Public Benefits Programs

Public assistance programs help low-income families meet their basic needs.

Agencies may struggle to reach people who are eligible for a benefit or service, and many potential participants may struggle to complete the application processes. CABS has applied insights from behavioral science to initial outreach using mailers and text messaging to increase rates of application and enrollment among eligible populations. 

Beyond enrollment, public benefits programs often require people to work or take part in work-preparation activities to remain eligible for benefits. Once people have entered a program, organizations may struggle to keep people engaged. This challenge is not unique to the work support domain, but the context in which programs reach and serve clients offers particular challenges and opportunities. And people may cycle on and off work-support programs for a variety of reasons (unstable employment or housing, breaks in communication or engagement). 

Lessons from the BIAS Project

Using Insights from Behavioral Science to Increase Meeting Attendance

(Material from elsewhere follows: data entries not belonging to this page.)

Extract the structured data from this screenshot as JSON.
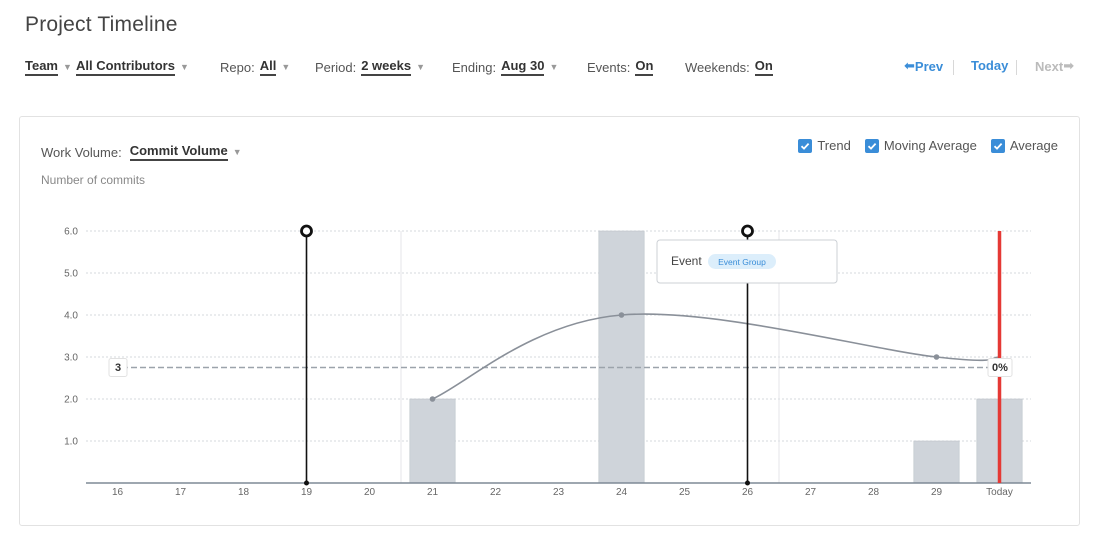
{
  "page": {
    "title": "Project Timeline"
  },
  "toolbar": {
    "team": "Team",
    "contributors": "All Contributors",
    "repo_label": "Repo:",
    "repo_value": "All",
    "period_label": "Period:",
    "period_value": "2 weeks",
    "ending_label": "Ending:",
    "ending_value": "Aug 30",
    "events_label": "Events:",
    "events_value": "On",
    "weekends_label": "Weekends:",
    "weekends_value": "On"
  },
  "nav": {
    "prev": "Prev",
    "today": "Today",
    "next": "Next"
  },
  "card": {
    "work_volume_label": "Work Volume:",
    "work_volume_value": "Commit Volume",
    "subtitle": "Number of commits",
    "checkboxes": [
      {
        "label": "Trend",
        "checked": true
      },
      {
        "label": "Moving Average",
        "checked": true
      },
      {
        "label": "Average",
        "checked": true
      }
    ]
  },
  "icons": {
    "prev": "arrow-left-icon",
    "next": "arrow-right-icon",
    "caret": "caret-down-icon",
    "check": "check-icon"
  },
  "colors": {
    "accent": "#3a8dd8",
    "today_line": "#e53935",
    "bar": "#cfd4da",
    "trend": "#8a9099"
  },
  "chart_data": {
    "type": "bar",
    "categories": [
      "16",
      "17",
      "18",
      "19",
      "20",
      "21",
      "22",
      "23",
      "24",
      "25",
      "26",
      "27",
      "28",
      "29",
      "Today"
    ],
    "values": [
      0,
      0,
      0,
      0,
      0,
      2,
      0,
      0,
      6,
      0,
      0,
      0,
      0,
      1,
      2
    ],
    "ylim": [
      0,
      6
    ],
    "yticks": [
      "1.0",
      "2.0",
      "3.0",
      "4.0",
      "5.0",
      "6.0"
    ],
    "trend_points": [
      {
        "x": "21",
        "y": 2
      },
      {
        "x": "24",
        "y": 4
      },
      {
        "x": "29",
        "y": 3
      },
      {
        "x": "Today",
        "y": 3
      }
    ],
    "average": 2.75,
    "average_left_label": "3",
    "average_right_label": "0%",
    "events": [
      {
        "x": "19",
        "label": ""
      },
      {
        "x": "26",
        "label": "Event",
        "tag": "Event Group"
      }
    ],
    "weekend_dividers_after": [
      "20",
      "26"
    ],
    "today_marker": "Today",
    "grid": true
  }
}
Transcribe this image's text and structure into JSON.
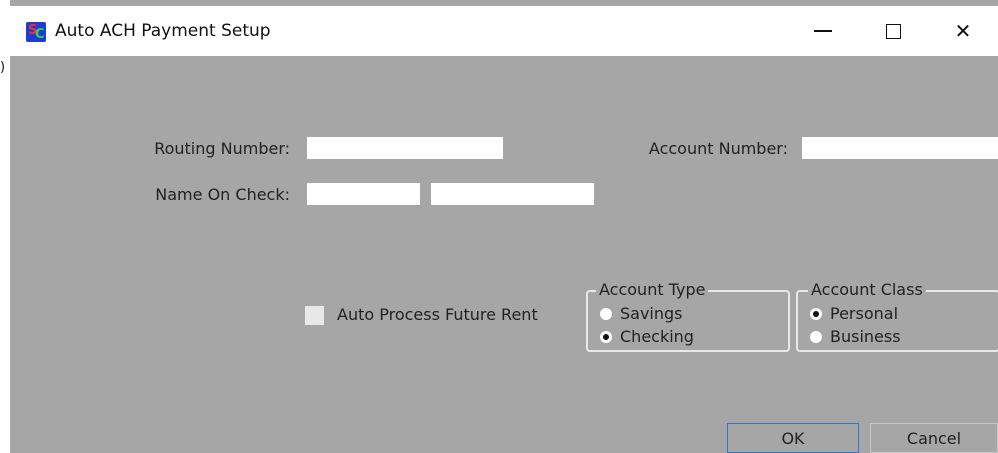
{
  "window": {
    "title": "Auto ACH Payment Setup",
    "stray_char": ")"
  },
  "controls": {
    "minimize_icon": "minimize-icon",
    "maximize_icon": "maximize-icon",
    "close_icon": "close-icon",
    "close_glyph": "✕"
  },
  "form": {
    "routing_label": "Routing Number:",
    "account_label": "Account Number:",
    "name_label": "Name On Check:",
    "routing_value": "",
    "account_value": "",
    "name_first_value": "",
    "name_last_value": "",
    "auto_process_label": "Auto Process Future Rent",
    "auto_process_checked": false
  },
  "account_type": {
    "title": "Account Type",
    "options": [
      "Savings",
      "Checking"
    ],
    "selected": "Checking"
  },
  "account_class": {
    "title": "Account Class",
    "options": [
      "Personal",
      "Business"
    ],
    "selected": "Personal"
  },
  "buttons": {
    "ok": "OK",
    "cancel": "Cancel"
  },
  "colors": {
    "background": "#a6a6a6",
    "field": "#ffffff",
    "focus_border": "#2e78c8"
  }
}
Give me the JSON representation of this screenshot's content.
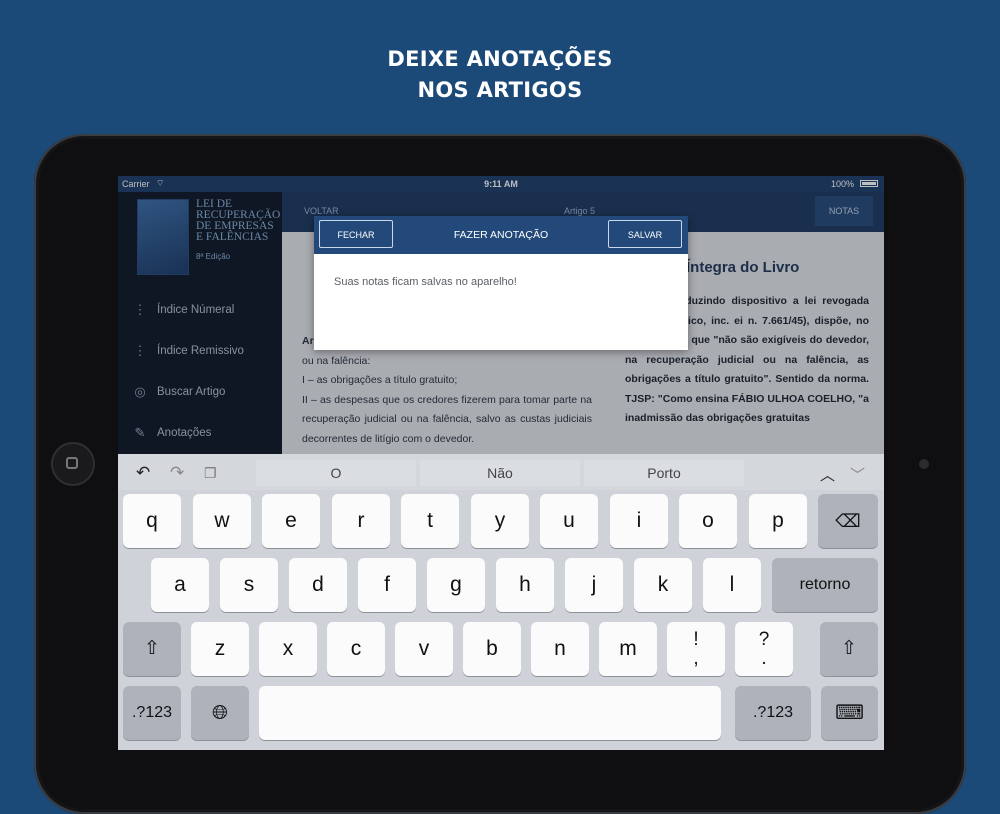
{
  "headline": {
    "line1": "DEIXE ANOTAÇÕES",
    "line2": "NOS ARTIGOS"
  },
  "status_bar": {
    "carrier": "Carrier",
    "time": "9:11 AM",
    "battery": "100%"
  },
  "sidebar": {
    "book": {
      "title": "LEI DE RECUPERAÇÃO DE EMPRESAS E FALÊNCIAS",
      "edition": "8ª Edição"
    },
    "items": [
      {
        "label": "Índice Númeral",
        "icon": "numeric-list-icon"
      },
      {
        "label": "Índice Remissivo",
        "icon": "alpha-list-icon"
      },
      {
        "label": "Buscar Artigo",
        "icon": "search-article-icon"
      },
      {
        "label": "Anotações",
        "icon": "edit-note-icon"
      }
    ]
  },
  "topbar": {
    "back": "VOLTAR",
    "article": "Artigo 5",
    "notes": "NOTAS"
  },
  "article_left": {
    "lines": [
      "Ar",
      "ou na falência:",
      "I – as obrigações a título gratuito;",
      "II – as despesas que os credores fizerem para tomar parte na recuperação judicial ou na falência, salvo as custas judiciais decorrentes de litígio com o devedor."
    ]
  },
  "article_right": {
    "title": "Íntegra do Livro",
    "text": "atual, reproduzindo dispositivo a lei revogada (art. 23, §único, inc. ei n. 7.661/45), dispõe, no art. 5º, inc. I, que \"não são exigíveis do devedor, na recuperação judicial ou na falência, as obrigações a título gratuito\". Sentido da norma. TJSP: \"Como ensina FÁBIO ULHOA COELHO, \"a inadmissão das obrigações gratuitas"
  },
  "modal": {
    "close": "FECHAR",
    "title": "FAZER ANOTAÇÃO",
    "save": "SALVAR",
    "value": "Suas notas ficam salvas no aparelho!"
  },
  "keyboard": {
    "suggestions": [
      "O",
      "Não",
      "Porto"
    ],
    "row1": [
      "q",
      "w",
      "e",
      "r",
      "t",
      "y",
      "u",
      "i",
      "o",
      "p"
    ],
    "row2": [
      "a",
      "s",
      "d",
      "f",
      "g",
      "h",
      "j",
      "k",
      "l"
    ],
    "row3": [
      "z",
      "x",
      "c",
      "v",
      "b",
      "n",
      "m"
    ],
    "punct1": [
      "!",
      ","
    ],
    "punct2": [
      "?",
      "."
    ],
    "return": "retorno",
    "numbers": ".?123"
  }
}
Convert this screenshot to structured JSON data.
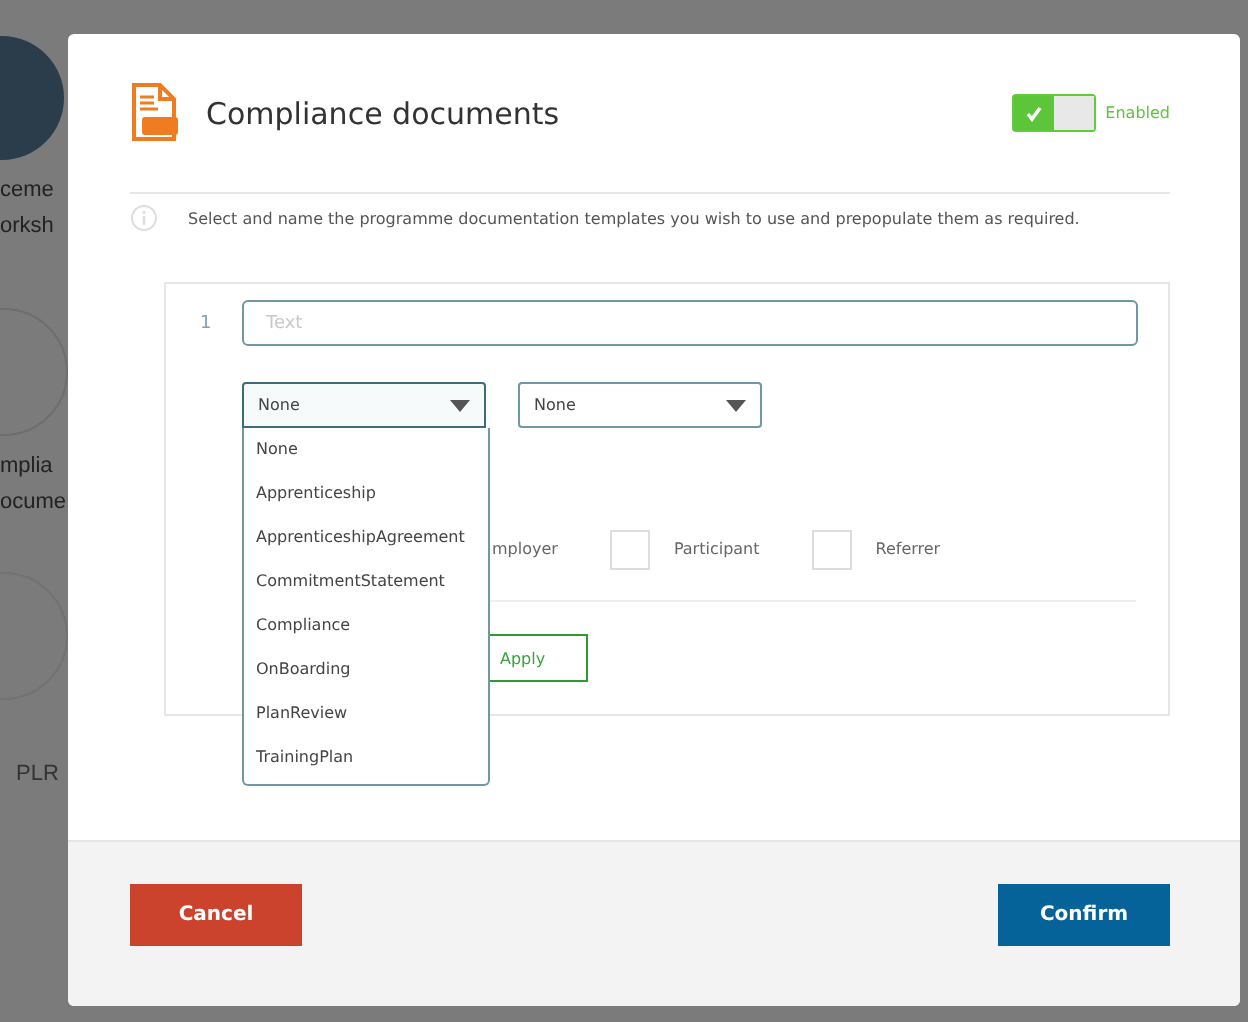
{
  "background": {
    "cards": [
      {
        "kind": "filled",
        "lines": [
          "ceme",
          "orksh"
        ]
      },
      {
        "kind": "outline",
        "lines": [
          "mplia",
          "ocume"
        ]
      },
      {
        "kind": "faint",
        "lines": [
          "PLR"
        ]
      }
    ]
  },
  "dialog": {
    "title": "Compliance documents",
    "toggle": {
      "on": true,
      "label": "Enabled"
    },
    "info": "Select and name the programme documentation templates you wish to use and prepopulate them as required.",
    "template": {
      "number": "1",
      "name_field": {
        "placeholder": "Text"
      },
      "selects": [
        {
          "value": "None",
          "expanded": true
        },
        {
          "value": "None",
          "expanded": false
        }
      ],
      "options": [
        "None",
        "Apprenticeship",
        "ApprenticeshipAgreement",
        "CommitmentStatement",
        "Compliance",
        "OnBoarding",
        "PlanReview",
        "TrainingPlan"
      ],
      "partial_label": "mployer",
      "checkboxes": [
        {
          "label": "Participant",
          "checked": false
        },
        {
          "label": "Referrer",
          "checked": false
        }
      ],
      "apply_button": "Apply"
    },
    "buttons": {
      "cancel": "Cancel",
      "confirm": "Confirm"
    }
  }
}
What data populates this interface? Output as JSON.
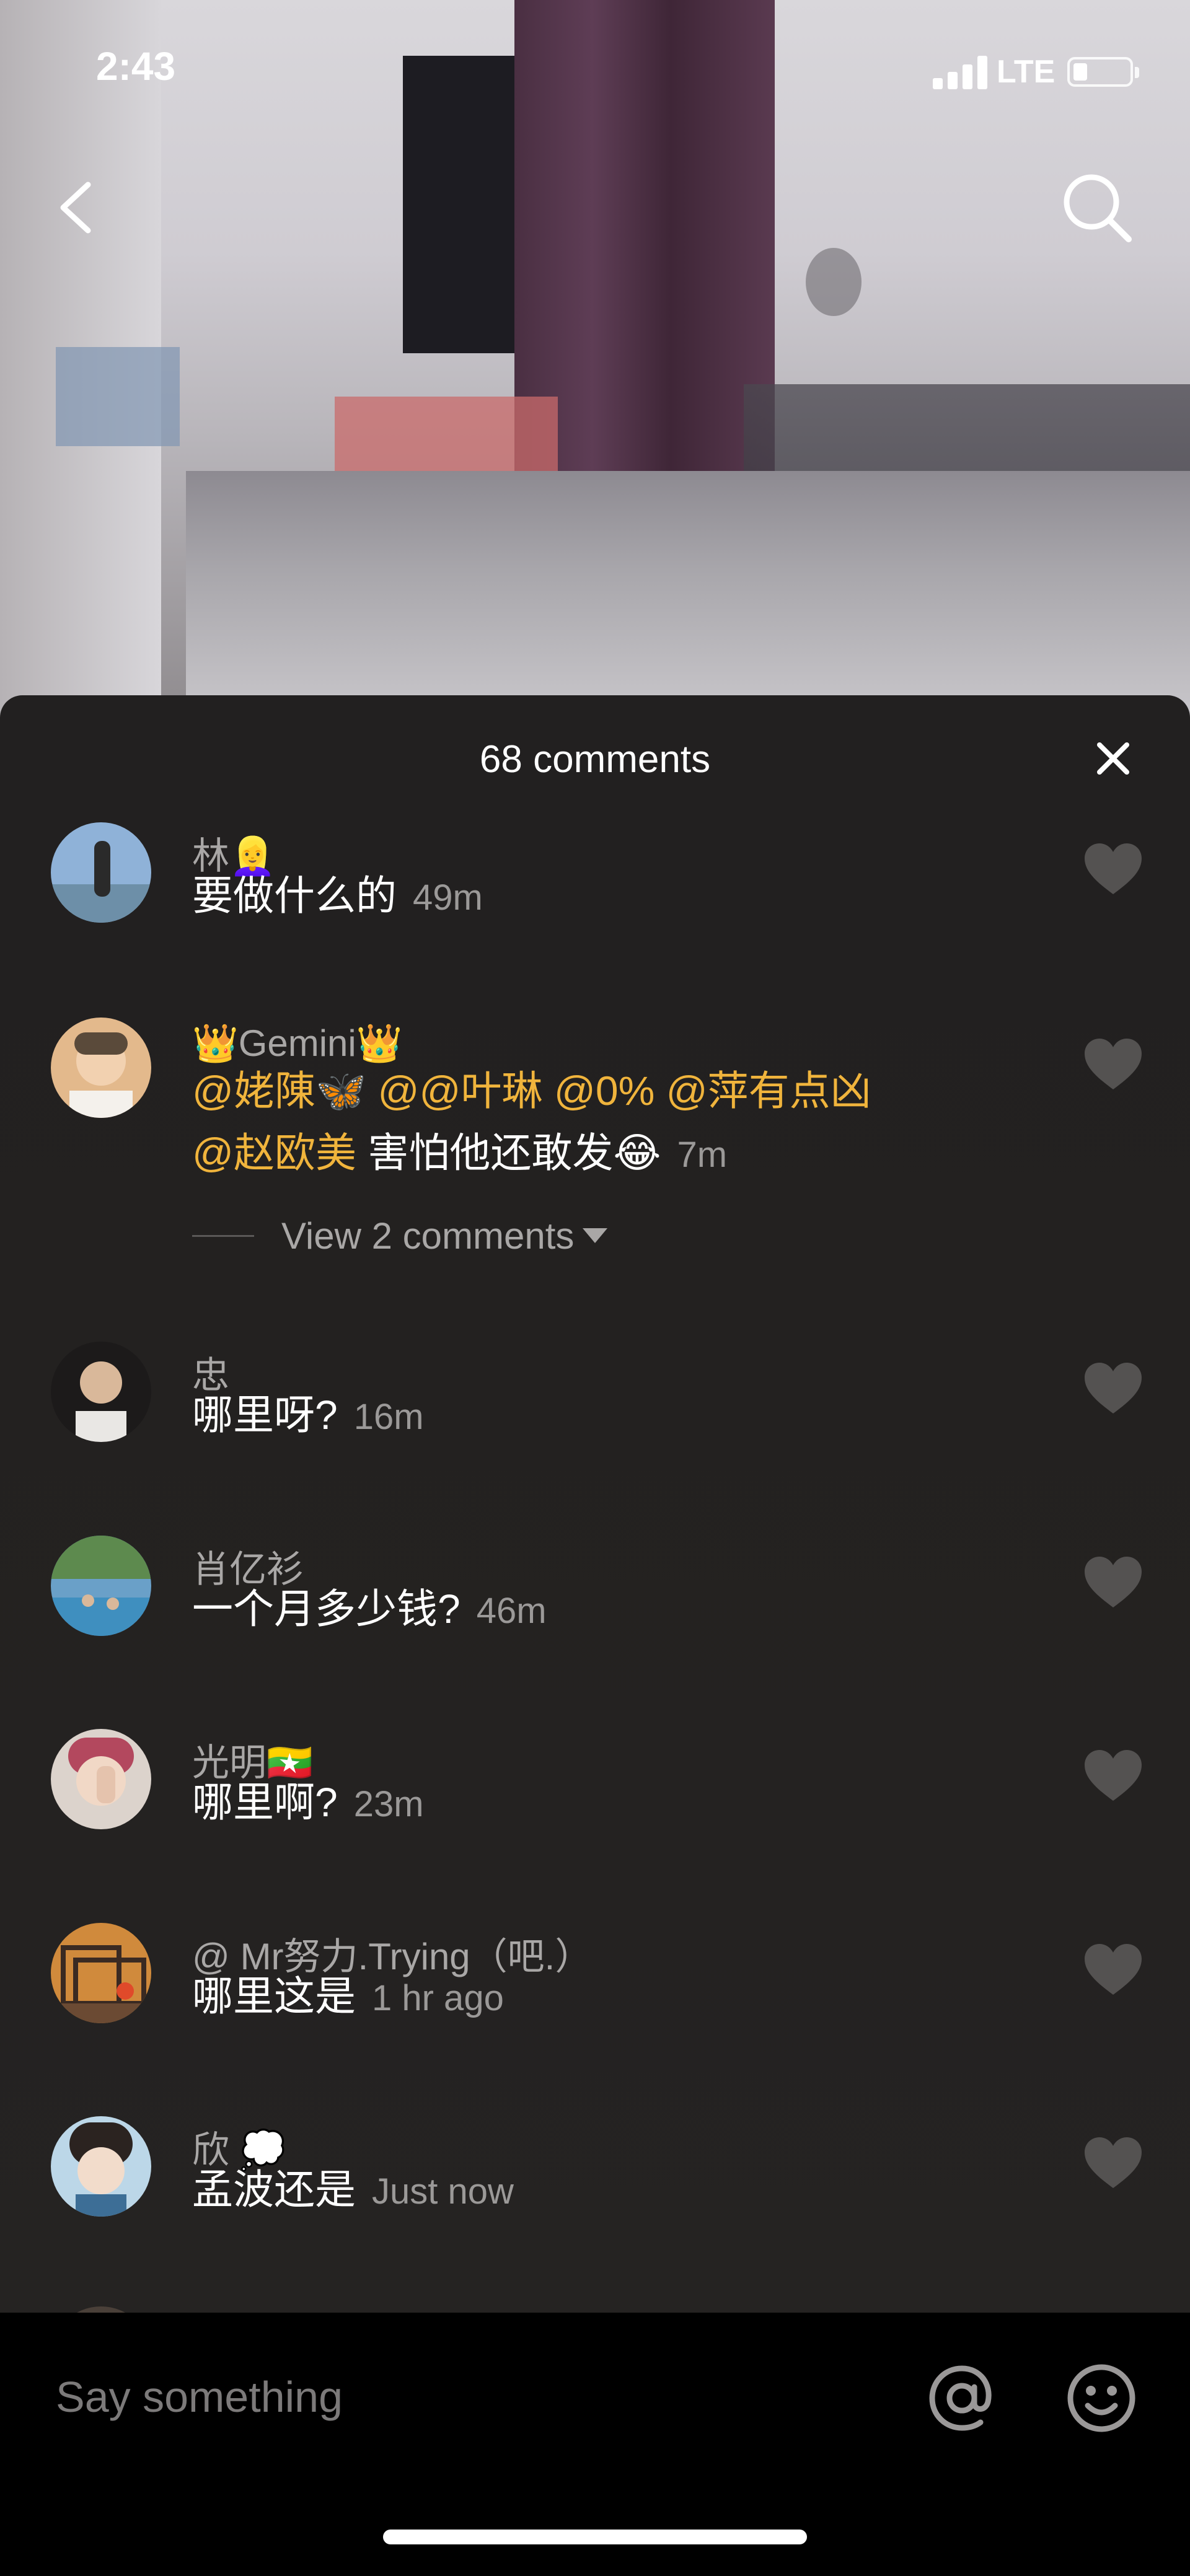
{
  "status_bar": {
    "time": "2:43",
    "network": "LTE"
  },
  "icons": {
    "back": "chevron-left-icon",
    "search": "search-icon",
    "close": "close-icon",
    "like": "heart-icon",
    "mention": "at-icon",
    "emoji": "smiley-icon"
  },
  "sheet": {
    "title": "68 comments"
  },
  "colors": {
    "mention": "#f0b43c",
    "sheet_bg": "#222020",
    "muted": "#a9a7a6"
  },
  "comments": [
    {
      "user": "林👱‍♀️",
      "text": "要做什么的",
      "time": "49m"
    },
    {
      "user": "👑Gemini👑",
      "line1": {
        "m1": "@姥陳🦋",
        "m2": "@@叶琳",
        "m3": "@0%",
        "m4": "@萍有点凶"
      },
      "line2": {
        "m1": "@赵欧美",
        "text": "害怕他还敢发😂",
        "time": "7m"
      },
      "view_more": "View 2 comments"
    },
    {
      "user": "忠",
      "text": "哪里呀?",
      "time": "16m"
    },
    {
      "user": "肖亿衫",
      "text": "一个月多少钱?",
      "time": "46m"
    },
    {
      "user": "光明🇲🇲",
      "text": "哪里啊?",
      "time": "23m"
    },
    {
      "user": "@ Mr努力.Trying（吧.）",
      "text": "哪里这是",
      "time": "1 hr ago"
    },
    {
      "user": "欣 💭",
      "text": "孟波还是",
      "time": "Just now"
    }
  ],
  "input": {
    "placeholder": "Say something"
  }
}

Paycheck Plus was a pilot program to simulate an expanded Earned Income Tax Credit for low-income single workers without dependent children. The CABS team designed two behavioral interventions designed to increase the number of participants who attended an informational meeting about the program.